I had no idea Hughes Island is kind of a “Jurassic Park sanctuary” for a species of Phalacrocoracidaes. A Phalacrocoracidae is a family of some 40 species of aquatic birds commonly known as cormorants and shags, and there are cormorants on that island with one giant nest as a look out. Approaching the island we could see “a raptor” in the nest of one of the trees, and Sean said it was an Osprey– but did you know that Peregrine Falcons, Loons, Bald Eagles, Osprey and Herons are also frequently sighted in these local habitats.
The Ospreys and Herons also breed inland from the lake, for example in the nearby Scotch Corners Wetland and these birds are prolific island colonizers. They birds living on small islands like Hughes Island don’t need large flight muscles for powering rapid escapes and are built to catch fish.
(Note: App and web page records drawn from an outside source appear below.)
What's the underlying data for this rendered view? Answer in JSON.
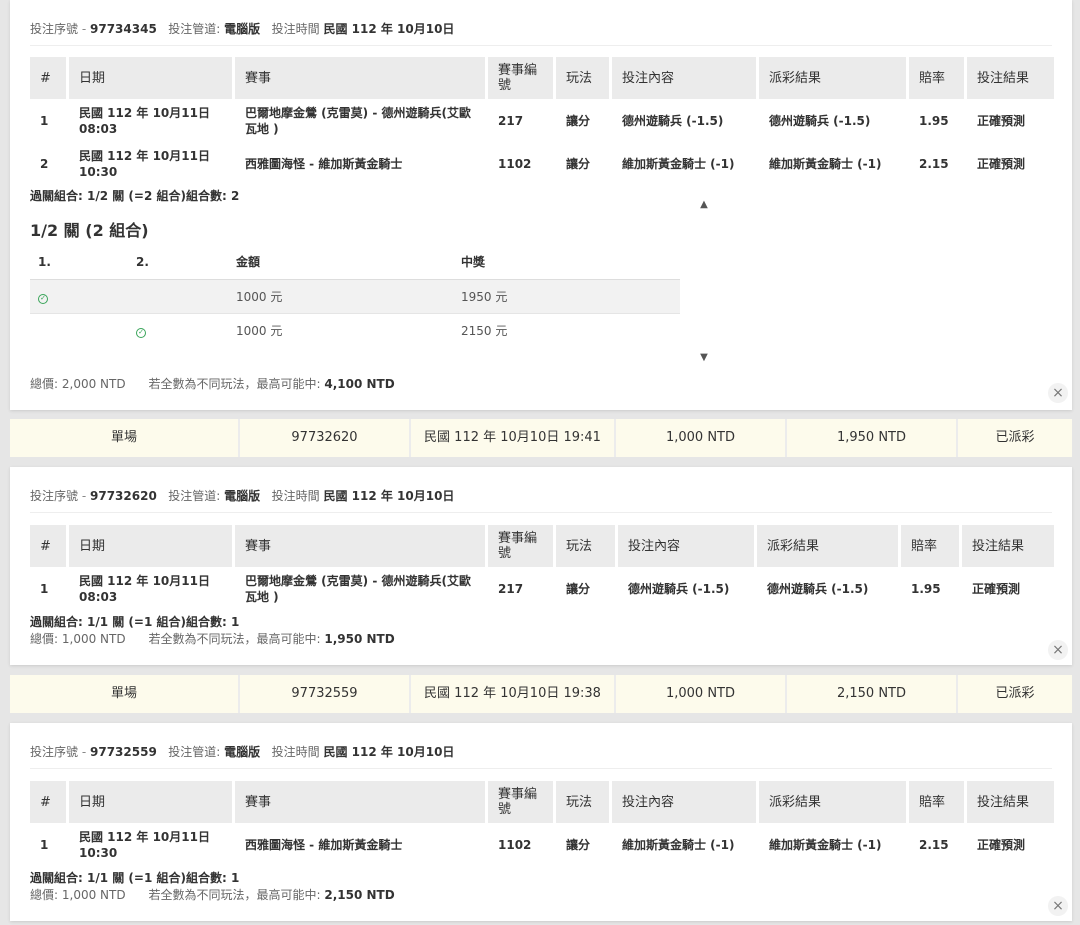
{
  "labels": {
    "serial": "投注序號",
    "channel": "投注管道:",
    "time": "投注時間",
    "total_prefix": "總價:",
    "max_prefix": "若全數為不同玩法，最高可能中:",
    "close_icon": "close-icon",
    "check_icon": "check-circle-icon",
    "scroll_up_icon": "chevron-up-icon",
    "scroll_down_icon": "chevron-down-icon"
  },
  "headers": [
    "#",
    "日期",
    "賽事",
    "賽事編號",
    "玩法",
    "投注內容",
    "派彩結果",
    "賠率",
    "投注結果"
  ],
  "bets": [
    {
      "serial": "97734345",
      "channel": "電腦版",
      "time": "民國 112 年 10月10日",
      "rows": [
        {
          "no": "1",
          "date": "民國 112 年 10月11日",
          "clock": "08:03",
          "game": "巴爾地摩金鶯 (克雷莫) - 德州遊騎兵(艾歐瓦地 )",
          "code": "217",
          "type": "讓分",
          "pick": "德州遊騎兵 (-1.5)",
          "result": "德州遊騎兵 (-1.5)",
          "odds": "1.95",
          "outcome": "正確預測"
        },
        {
          "no": "2",
          "date": "民國 112 年 10月11日",
          "clock": "10:30",
          "game": "西雅圖海怪 - 維加斯黃金騎士",
          "code": "1102",
          "type": "讓分",
          "pick": "維加斯黃金騎士 (-1)",
          "result": "維加斯黃金騎士 (-1)",
          "odds": "2.15",
          "outcome": "正確預測"
        }
      ],
      "combo": "過關組合: 1/2 關 (=2 組合)組合數: 2",
      "combo_detail": {
        "title": "1/2 關 (2 組合)",
        "headers": [
          "1.",
          "2.",
          "金額",
          "中獎"
        ],
        "rows": [
          {
            "amount": "1000 元",
            "win": "1950 元"
          },
          {
            "amount": "1000 元",
            "win": "2150 元"
          }
        ]
      },
      "total": "2,000 NTD",
      "max_win": "4,100 NTD"
    },
    {
      "serial": "97732620",
      "channel": "電腦版",
      "time": "民國 112 年 10月10日",
      "rows": [
        {
          "no": "1",
          "date": "民國 112 年 10月11日",
          "clock": "08:03",
          "game": "巴爾地摩金鶯 (克雷莫) - 德州遊騎兵(艾歐瓦地 )",
          "code": "217",
          "type": "讓分",
          "pick": "德州遊騎兵 (-1.5)",
          "result": "德州遊騎兵 (-1.5)",
          "odds": "1.95",
          "outcome": "正確預測"
        }
      ],
      "combo": "過關組合: 1/1 關 (=1 組合)組合數: 1",
      "total": "1,000 NTD",
      "max_win": "1,950 NTD"
    },
    {
      "serial": "97732559",
      "channel": "電腦版",
      "time": "民國 112 年 10月10日",
      "rows": [
        {
          "no": "1",
          "date": "民國 112 年 10月11日",
          "clock": "10:30",
          "game": "西雅圖海怪 - 維加斯黃金騎士",
          "code": "1102",
          "type": "讓分",
          "pick": "維加斯黃金騎士 (-1)",
          "result": "維加斯黃金騎士 (-1)",
          "odds": "2.15",
          "outcome": "正確預測"
        }
      ],
      "combo": "過關組合: 1/1 關 (=1 組合)組合數: 1",
      "total": "1,000 NTD",
      "max_win": "2,150 NTD"
    }
  ],
  "summaries": [
    {
      "kind": "單場",
      "serial": "97732620",
      "time": "民國 112 年 10月10日 19:41",
      "stake": "1,000 NTD",
      "payout": "1,950 NTD",
      "status": "已派彩"
    },
    {
      "kind": "單場",
      "serial": "97732559",
      "time": "民國 112 年 10月10日 19:38",
      "stake": "1,000 NTD",
      "payout": "2,150 NTD",
      "status": "已派彩"
    }
  ]
}
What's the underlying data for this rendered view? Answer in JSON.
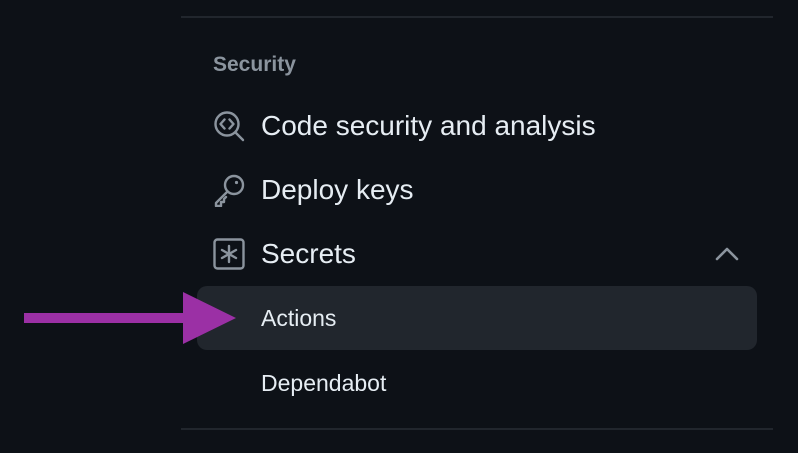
{
  "section": {
    "heading": "Security"
  },
  "nav": {
    "items": [
      {
        "label": "Code security and analysis",
        "icon": "codescan-icon"
      },
      {
        "label": "Deploy keys",
        "icon": "key-icon"
      },
      {
        "label": "Secrets",
        "icon": "asterisk-box-icon",
        "expanded": true
      }
    ],
    "sub_items": [
      {
        "label": "Actions",
        "selected": true
      },
      {
        "label": "Dependabot",
        "selected": false
      }
    ]
  },
  "annotation": {
    "arrow_color": "#9b30a5",
    "points_to": "Actions"
  },
  "colors": {
    "background": "#0d1117",
    "selected_bg": "#21262d",
    "muted_text": "#8b949e",
    "text": "#e6edf3",
    "divider": "#21262d"
  }
}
Their talons, powerful wings and hunting technique give them a success ratio and their feet are uniquely adapted to grabbing what is essential to them. One of the biggest things is that they are potentially the only bird of prey that never takes its eyes off their prey. Ospreys dive feet and head first into the water, and that is where one of these poor birds got into trouble a few days ago. If you see the bottom two photos one of these amazing beautiful birds died a brutal death, strangled by fishing line, and left to hand forever in a tree.
Miles and miles of line are sometimes improperly disposed of being tossed into water or onto land. Most bird-catching incidents happen when the line tangles around a bird as it flies past, but sometimes, birds like gulls or gannets will eat a bait or lure and get hooked somewhere in the beak. Last night as the sun sets I saw first hand that fishing line kills and some of the birds sat united on the branches around the deceased as we approached. No doubt that they understand that there is strength in unison.
As I kept staring at the birds I saw no emotion or fear coming from them. I realized I had never seen any form of wildlife feel sorry for themselves as they understood that we only part to meet again. A lesson for us all.
Blackbird singing in the dead of night
Take these broken wings and learn to fly
All your life
You were only waiting for this moment to arise
Hughes Island on the map. I am Ross Gravelle. My Grandfather secured the lease on Hughes Island in 1941 E.B Gravelle. There was a cottage on it then but burn down in the 1980’s and it was sold by my family to an Ottawa University professor in 1970 the year after my grandfather died. I had a lot of fun on that island as a child in the 1960’s
Ross D Gravelle
Information where you can buy all Linda Seccaspina’s books-You can also read Linda in The Townships Sun and Screamin’ Mamas (USA)